What nerve root comes from L5-S1?

Radiculopathy and Degenerative Spine Disease The lumbar nerve roots exit beneath the corresponding vertebral pedicle through the respective foramen. For example, the L5 nerve root exits beneath the L5 vertebral pedicle through the L5/S1 foramen.

What nerves does L5-S1 affect?

We think that large, extruded L5-S1 disc herniations may affect the superior hypogastric plexus or pre-sacral nerve which is situated anterior to the last lumbar vertebra, the middle sacral artery, the lumbosacral intervertebral disc.

What is the success rate of L5-S1 fusion?

There was an overall 80% fusion rate for all patients who underwent anterior lumbar fusion at L5-S1. Average age was 34 years, with average length of disability from low-back pain of 11 months.

What are the symptoms of S1 nerve root compression?

S1 NERVE ROOT DAMAGE: This pain can come in the form of numbness, tingling, weakness and shooting. S1 nerve root Radiculopathy may cause pain or numbness in the little toe and top of the foot. Consequently, patients find it difficult to stand on their tip-toes or raise their heel off the ground.

What is the recovery time from spinal fusion?

Spinal fusion surgery is a corrective surgery for all spine problems. Spinal fusion recovery time is about 4 to 6 months, with lifetime care.

What are the side effects of spinal fusion?

In addition, nerve damage is a rare, but possible long term effect of having a spinal fusion. Blood clots, bleeding, and pain at the surgical site are potential complications of spinal fusion, according to the AAOS .

What is recovery like after spinal fusion?

Recovery Time.

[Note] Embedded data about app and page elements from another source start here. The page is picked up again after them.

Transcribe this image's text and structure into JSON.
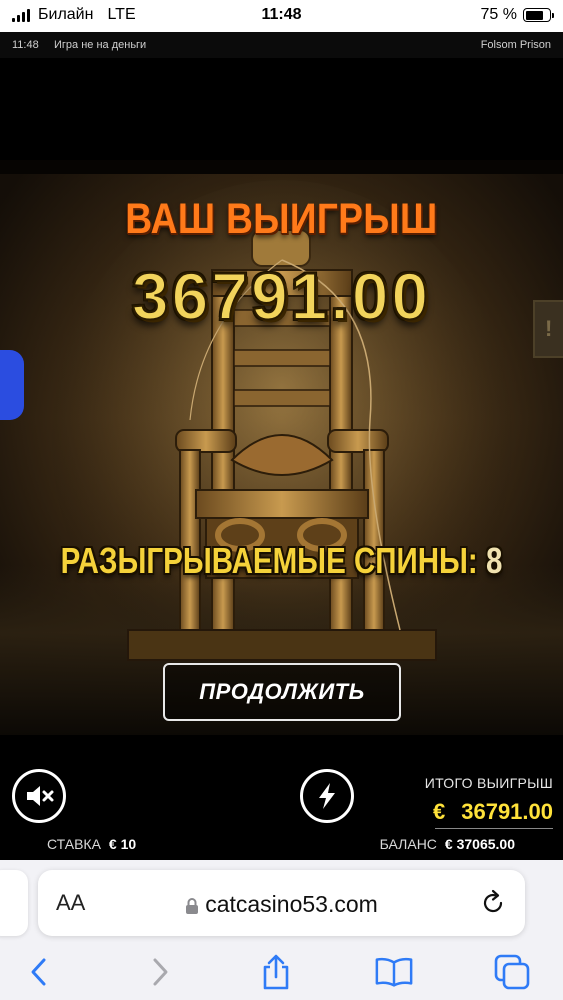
{
  "status_bar": {
    "carrier": "Билайн",
    "network": "LTE",
    "time": "11:48",
    "battery": "75 %",
    "battery_level_percent": 75
  },
  "game_info": {
    "time": "11:48",
    "mode": "Игра не на деньги",
    "game_name": "Folsom Prison"
  },
  "win_popup": {
    "title": "ВАШ ВЫИГРЫШ",
    "amount": "36791.00",
    "spins_label": "РАЗЫГРЫВАЕМЫЕ СПИНЫ:",
    "spins_value": "8",
    "continue_label": "ПРОДОЛЖИТЬ"
  },
  "game_bar": {
    "total_win_label": "ИТОГО ВЫИГРЫШ",
    "currency": "€",
    "total_win_value": "36791.00",
    "stake_label": "СТАВКА",
    "stake_value": "€  10",
    "balance_label": "БАЛАНС",
    "balance_value": "€  37065.00"
  },
  "browser": {
    "aa_label": "AA",
    "host": "catcasino53.com"
  },
  "colors": {
    "title_orange": "#ff7a1a",
    "amount_gold": "#f2d45c",
    "total_yellow": "#ffe23a",
    "ios_blue": "#2f7bf6"
  },
  "icons": {
    "mute": "speaker-muted-icon",
    "turbo": "lightning-bolt-icon",
    "back": "chevron-left-icon",
    "forward": "chevron-right-icon",
    "share": "share-icon",
    "bookmarks": "book-icon",
    "tabs": "tabs-icon",
    "reload": "reload-icon",
    "lock": "lock-icon"
  }
}
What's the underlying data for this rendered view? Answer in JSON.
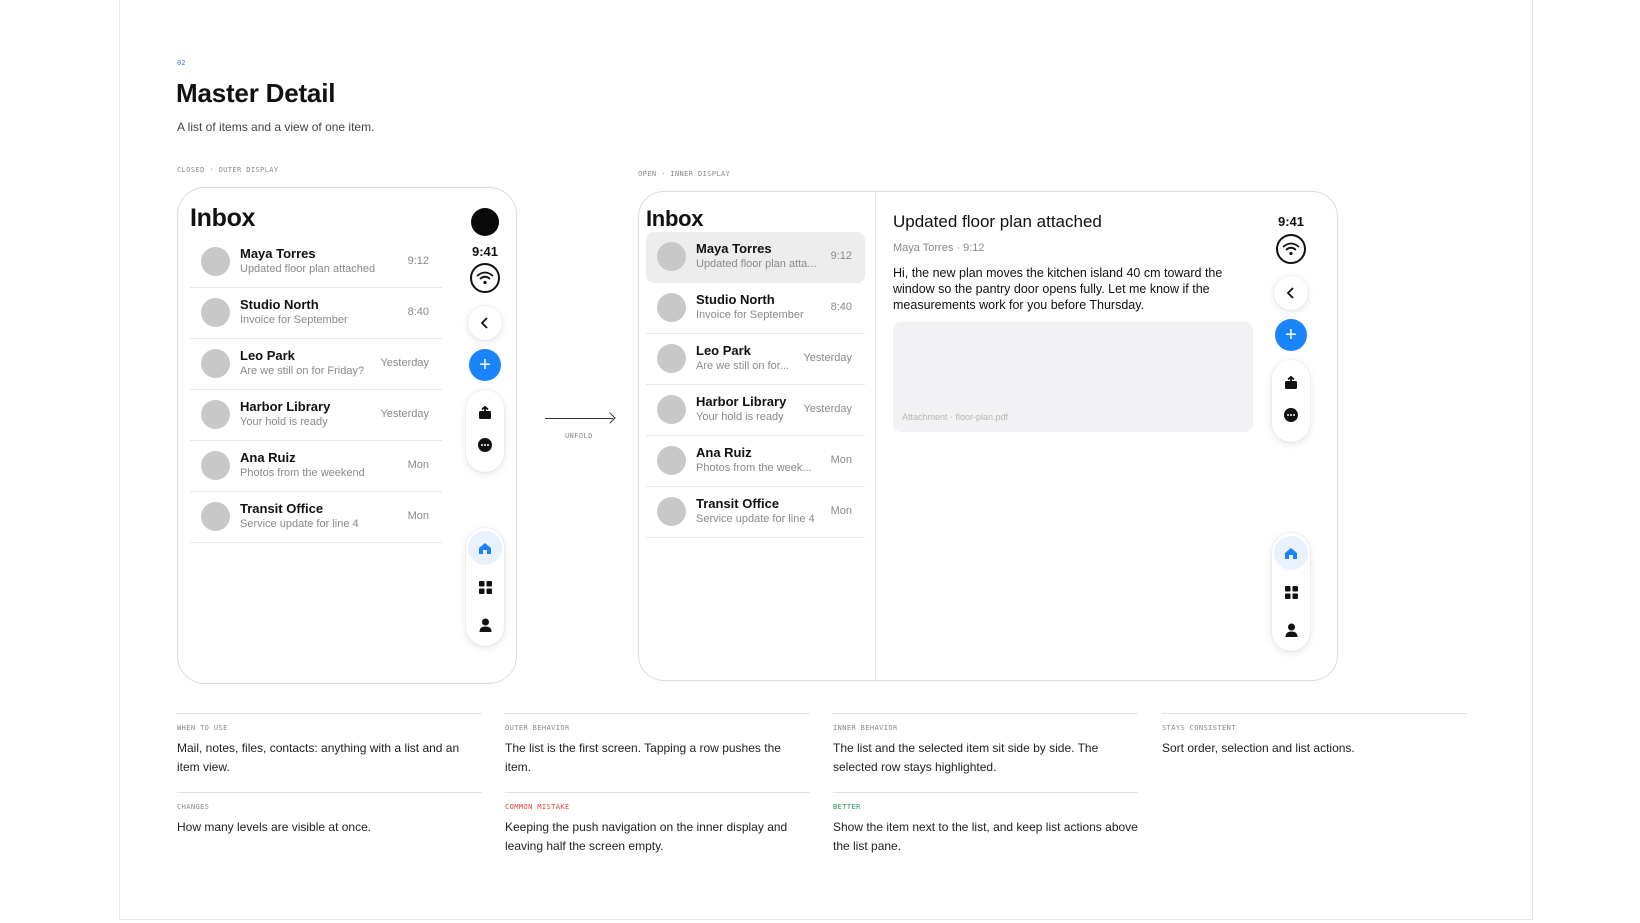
{
  "section": {
    "number": "02",
    "title": "Master Detail",
    "subtitle": "A list of items and a view of one item."
  },
  "captions": {
    "closed": "CLOSED · OUTER DISPLAY",
    "open": "OPEN · INNER DISPLAY",
    "transition": "UNFOLD"
  },
  "outer": {
    "heading": "Inbox",
    "clock": "9:41",
    "messages": [
      {
        "name": "Maya Torres",
        "preview": "Updated floor plan attached",
        "time": "9:12"
      },
      {
        "name": "Studio North",
        "preview": "Invoice for September",
        "time": "8:40"
      },
      {
        "name": "Leo Park",
        "preview": "Are we still on for Friday?",
        "time": "Yesterday"
      },
      {
        "name": "Harbor Library",
        "preview": "Your hold is ready",
        "time": "Yesterday"
      },
      {
        "name": "Ana Ruiz",
        "preview": "Photos from the weekend",
        "time": "Mon"
      },
      {
        "name": "Transit Office",
        "preview": "Service update for line 4",
        "time": "Mon"
      }
    ],
    "icons": [
      "camera-cutout",
      "wifi-icon",
      "back-icon",
      "plus-icon",
      "share-icon",
      "more-icon",
      "home-icon",
      "grid-icon",
      "person-icon"
    ]
  },
  "inner": {
    "heading": "Inbox",
    "clock": "9:41",
    "messages": [
      {
        "name": "Maya Torres",
        "preview": "Updated floor plan atta...",
        "time": "9:12",
        "selected": true
      },
      {
        "name": "Studio North",
        "preview": "Invoice for September",
        "time": "8:40"
      },
      {
        "name": "Leo Park",
        "preview": "Are we still on for...",
        "time": "Yesterday"
      },
      {
        "name": "Harbor Library",
        "preview": "Your hold is ready",
        "time": "Yesterday"
      },
      {
        "name": "Ana Ruiz",
        "preview": "Photos from the week...",
        "time": "Mon"
      },
      {
        "name": "Transit Office",
        "preview": "Service update for line 4",
        "time": "Mon"
      }
    ],
    "detail": {
      "title": "Updated floor plan attached",
      "meta": "Maya Torres · 9:12",
      "body": "Hi, the new plan moves the kitchen island 40 cm toward the window so the pantry door opens fully. Let me know if the measurements work for you before Thursday.",
      "attachment": "Attachment · floor-plan.pdf"
    }
  },
  "notes": [
    {
      "label": "WHEN TO USE",
      "text": "Mail, notes, files, contacts: anything with a list and an item view."
    },
    {
      "label": "OUTER BEHAVIOR",
      "text": "The list is the first screen. Tapping a row pushes the item."
    },
    {
      "label": "INNER BEHAVIOR",
      "text": "The list and the selected item sit side by side. The selected row stays highlighted."
    },
    {
      "label": "STAYS CONSISTENT",
      "text": "Sort order, selection and list actions."
    },
    {
      "label": "CHANGES",
      "text": "How many levels are visible at once."
    },
    {
      "label": "COMMON MISTAKE",
      "text": "Keeping the push navigation on the inner display and leaving half the screen empty.",
      "tone": "red"
    },
    {
      "label": "BETTER",
      "text": "Show the item next to the list, and keep list actions above the list pane.",
      "tone": "green"
    }
  ],
  "colors": {
    "accent": "#1a84ff",
    "mistake": "#d9453b",
    "better": "#1f9a4a",
    "selected_row": "#ededed"
  }
}
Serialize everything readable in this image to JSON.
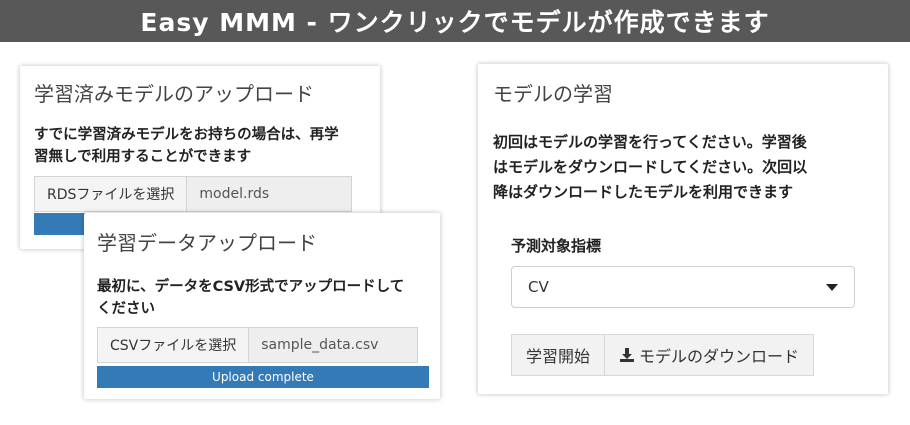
{
  "banner": {
    "title": "Easy MMM  -  ワンクリックでモデルが作成できます"
  },
  "pretrained_panel": {
    "title": "学習済みモデルのアップロード",
    "desc_line1": "すでに学習済みモデルをお持ちの場合は、再学",
    "desc_line2": "習無しで利用することができます",
    "file_button": "RDSファイルを選択",
    "file_name": "model.rds"
  },
  "data_panel": {
    "title": "学習データアップロード",
    "desc_line1": "最初に、データをCSV形式でアップロードして",
    "desc_line2": "ください",
    "file_button": "CSVファイルを選択",
    "file_name": "sample_data.csv",
    "progress_label": "Upload complete",
    "progress_value": 1.0
  },
  "train_panel": {
    "title": "モデルの学習",
    "desc_line1": "初回はモデルの学習を行ってください。学習後",
    "desc_line2": "はモデルをダウンロードしてください。次回以",
    "desc_line3": "降はダウンロードしたモデルを利用できます",
    "target_label": "予測対象指標",
    "target_value": "CV",
    "train_button": "学習開始",
    "download_button": "モデルのダウンロード",
    "download_icon": "download-icon"
  },
  "colors": {
    "banner_bg": "#585858",
    "progress_bar": "#337ab7"
  }
}
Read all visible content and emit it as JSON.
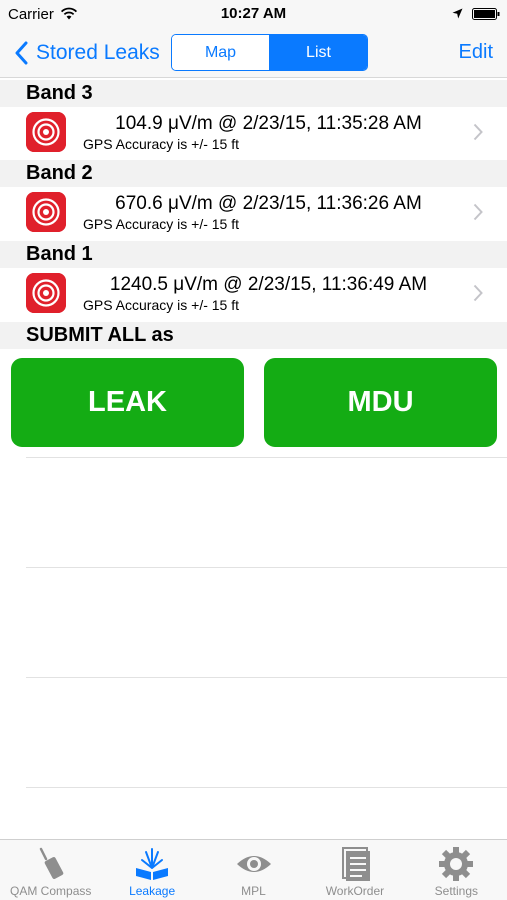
{
  "status_bar": {
    "carrier": "Carrier",
    "time": "10:27 AM"
  },
  "nav": {
    "back_label": "Stored Leaks",
    "segments": {
      "map": "Map",
      "list": "List",
      "selected": "List"
    },
    "edit_label": "Edit"
  },
  "sections": [
    {
      "title": "Band 3",
      "reading": "104.9 μV/m @ 2/23/15, 11:35:28 AM",
      "accuracy": "GPS Accuracy is +/- 15 ft"
    },
    {
      "title": "Band 2",
      "reading": "670.6 μV/m @ 2/23/15, 11:36:26 AM",
      "accuracy": "GPS Accuracy is +/- 15 ft"
    },
    {
      "title": "Band 1",
      "reading": "1240.5 μV/m @ 2/23/15, 11:36:49 AM",
      "accuracy": "GPS Accuracy is +/- 15 ft"
    }
  ],
  "submit": {
    "label": "SUBMIT ALL as",
    "leak_button": "LEAK",
    "mdu_button": "MDU"
  },
  "tabs": [
    {
      "label": "QAM Compass",
      "icon": "antenna-icon",
      "active": false
    },
    {
      "label": "Leakage",
      "icon": "leakage-icon",
      "active": true
    },
    {
      "label": "MPL",
      "icon": "eye-icon",
      "active": false
    },
    {
      "label": "WorkOrder",
      "icon": "document-stack-icon",
      "active": false
    },
    {
      "label": "Settings",
      "icon": "gear-icon",
      "active": false
    }
  ],
  "colors": {
    "accent": "#0a7aff",
    "button_green": "#14ac14",
    "leak_red": "#e0202b"
  }
}
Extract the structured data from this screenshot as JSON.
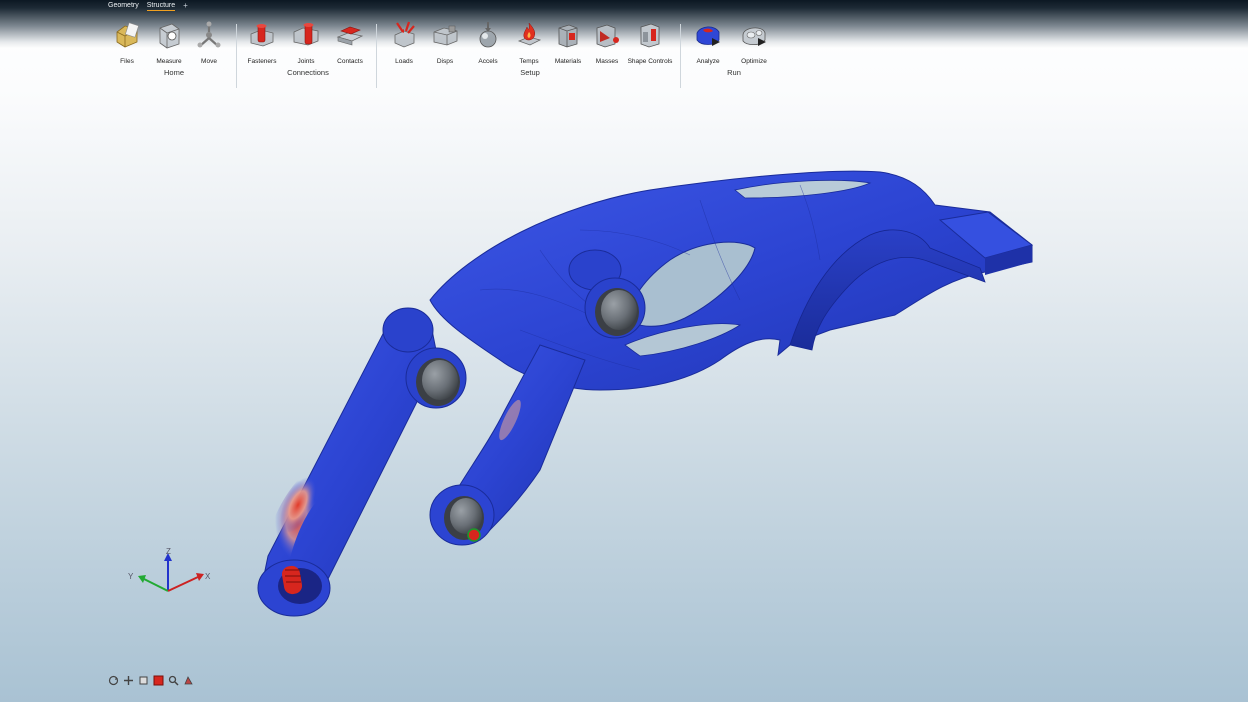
{
  "tabs": [
    {
      "label": "Geometry",
      "active": false
    },
    {
      "label": "Structure",
      "active": true
    }
  ],
  "tab_add": "+",
  "groups": {
    "home": {
      "label": "Home",
      "tools": [
        {
          "label": "Files",
          "icon": "files-icon"
        },
        {
          "label": "Measure",
          "icon": "measure-icon"
        },
        {
          "label": "Move",
          "icon": "move-icon"
        }
      ]
    },
    "connections": {
      "label": "Connections",
      "tools": [
        {
          "label": "Fasteners",
          "icon": "fasteners-icon"
        },
        {
          "label": "Joints",
          "icon": "joints-icon"
        },
        {
          "label": "Contacts",
          "icon": "contacts-icon"
        }
      ]
    },
    "setup": {
      "label": "Setup",
      "tools": [
        {
          "label": "Loads",
          "icon": "loads-icon"
        },
        {
          "label": "Disps",
          "icon": "disps-icon"
        },
        {
          "label": "Accels",
          "icon": "accels-icon"
        },
        {
          "label": "Temps",
          "icon": "temps-icon"
        },
        {
          "label": "Materials",
          "icon": "materials-icon"
        },
        {
          "label": "Masses",
          "icon": "masses-icon"
        },
        {
          "label": "Shape Controls",
          "icon": "shape-controls-icon"
        }
      ]
    },
    "run": {
      "label": "Run",
      "tools": [
        {
          "label": "Analyze",
          "icon": "analyze-icon"
        },
        {
          "label": "Optimize",
          "icon": "optimize-icon"
        }
      ]
    }
  },
  "triad": {
    "x": "X",
    "y": "Y",
    "z": "Z"
  },
  "colors": {
    "model_blue": "#2f47d6",
    "stress_red": "#d8221a",
    "accent_tab": "#f0a020"
  },
  "view_tools": [
    "rotate-view-icon",
    "pan-view-icon",
    "fit-view-icon",
    "section-view-icon",
    "zoom-view-icon",
    "render-mode-icon"
  ]
}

After a spinal fusion surgery, patients can expect to stay in the hospital for two to three days while you’re monitored by your medical team. A highly invasive open back surgery requires that patients are monitored to avoid infection, maintain circulation, and reduce stiffness.

What causes pain in the L5 S1?

Compression or inflammation of the L5 and/or S1 spinal nerve root may cause radiculopathy symptoms or sciatica, characterized by: Pain, generally felt as a sharp, shooting, and/or searing feeling in the buttock, thigh, leg, foot, and/or toes Numbness in the foot and/or toes Weakness in the leg and/or foot muscles and an inability to lift the foot off the floor (foot drop)